• Task: Each line below that contains "icon" should be counted; give the total alone.
Source records START
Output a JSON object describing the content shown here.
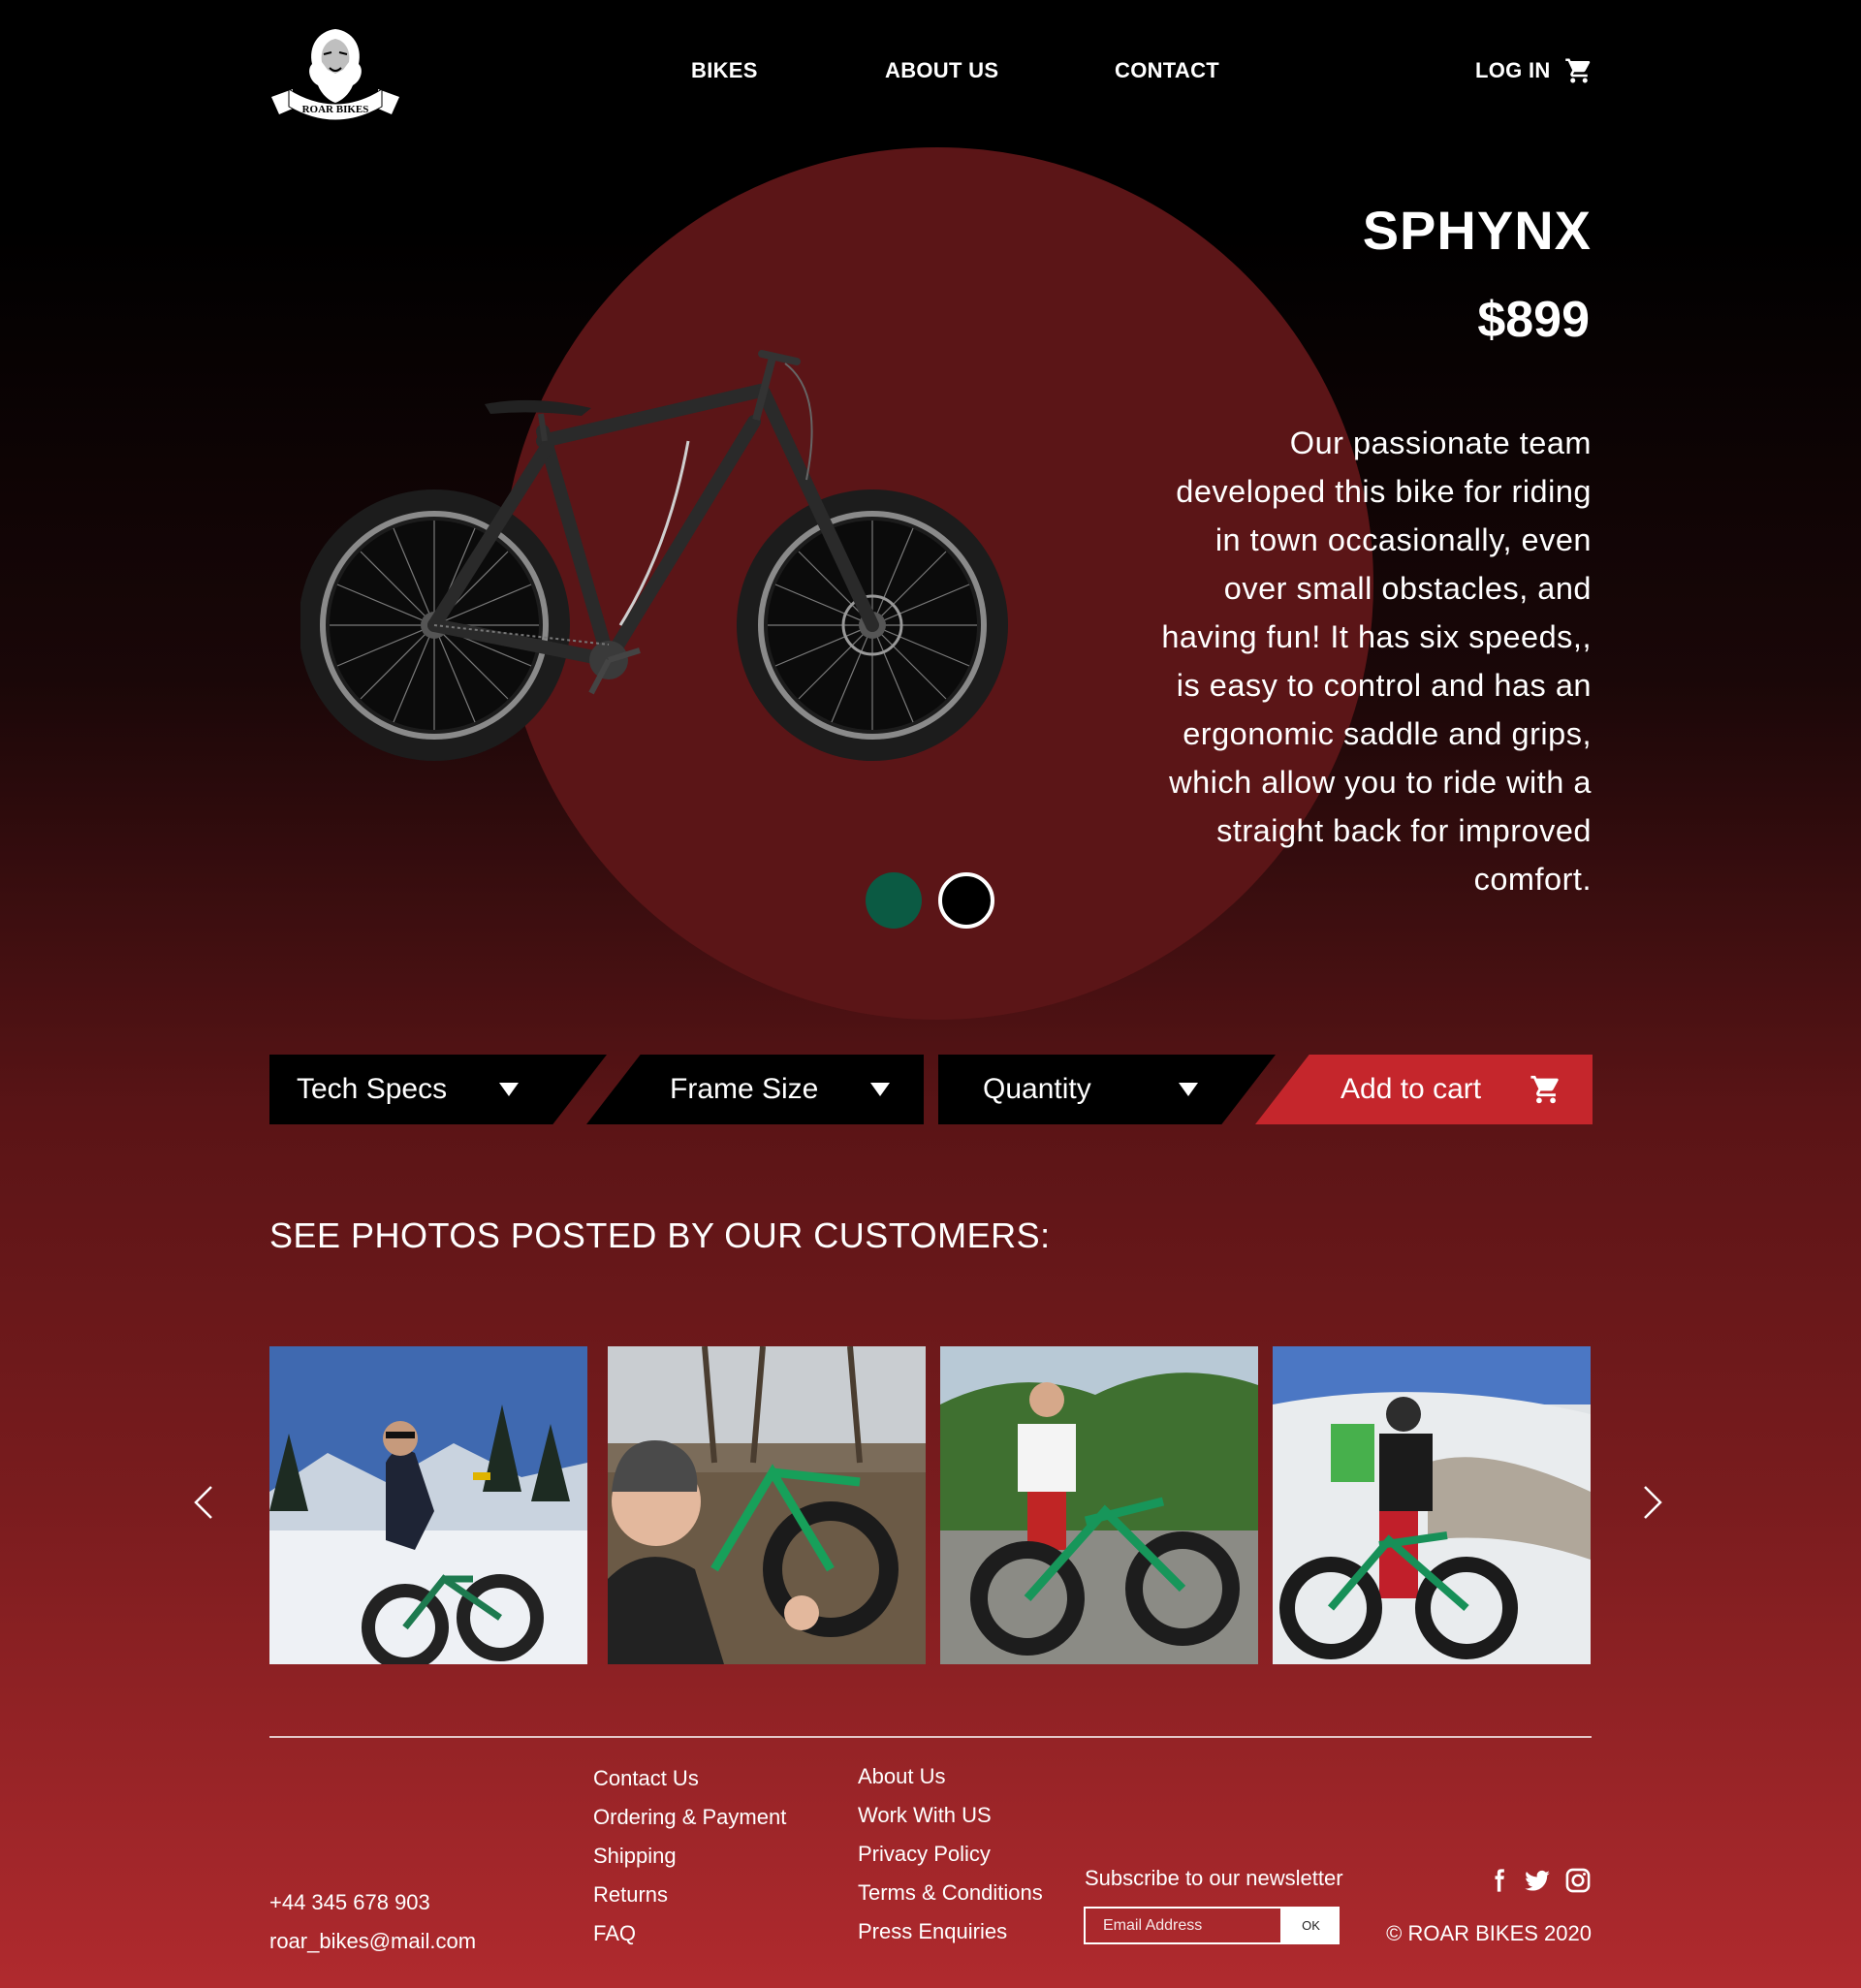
{
  "nav": {
    "brand": "ROAR BIKES",
    "links": [
      "BIKES",
      "ABOUT US",
      "CONTACT"
    ],
    "login": "LOG IN",
    "cart_icon": "cart-icon"
  },
  "product": {
    "name": "SPHYNX",
    "price": "$899",
    "description": "Our passionate team developed this bike for riding in town occasionally, even over small obstacles, and having fun! It has six speeds,, is easy to control and has an ergonomic saddle and grips, which allow you to ride with a straight back for improved comfort.",
    "colors": [
      "#0b5a43",
      "#000000"
    ]
  },
  "options": {
    "specs": "Tech Specs",
    "frame": "Frame Size",
    "quantity": "Quantity",
    "add_to_cart": "Add to cart"
  },
  "customers": {
    "title": "SEE PHOTOS POSTED BY OUR CUSTOMERS:",
    "photos": [
      "snow-rider-photo",
      "selfie-with-bike-photo",
      "standing-with-bike-photo",
      "hiker-with-bike-photo"
    ]
  },
  "footer": {
    "phone": "+44 345 678 903",
    "email": "roar_bikes@mail.com",
    "col1": [
      "Contact Us",
      "Ordering & Payment",
      "Shipping",
      "Returns",
      "FAQ"
    ],
    "col2": [
      "About Us",
      "Work With US",
      "Privacy Policy",
      "Terms & Conditions",
      "Press Enquiries"
    ],
    "newsletter_label": "Subscribe to our newsletter",
    "email_placeholder": "Email Address",
    "ok": "OK",
    "social": [
      "facebook-icon",
      "twitter-icon",
      "instagram-icon"
    ],
    "copyright": "© ROAR BIKES 2020"
  },
  "colors": {
    "accent_red": "#c5262c",
    "hero_circle": "#5b1517"
  }
}
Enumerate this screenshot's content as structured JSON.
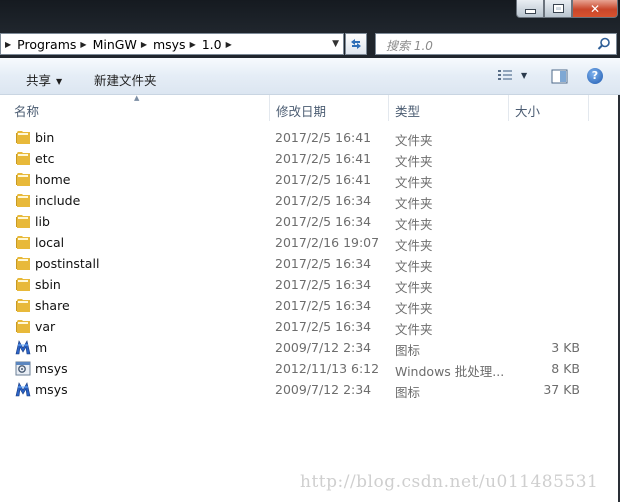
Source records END
• Answer to the exercise: 4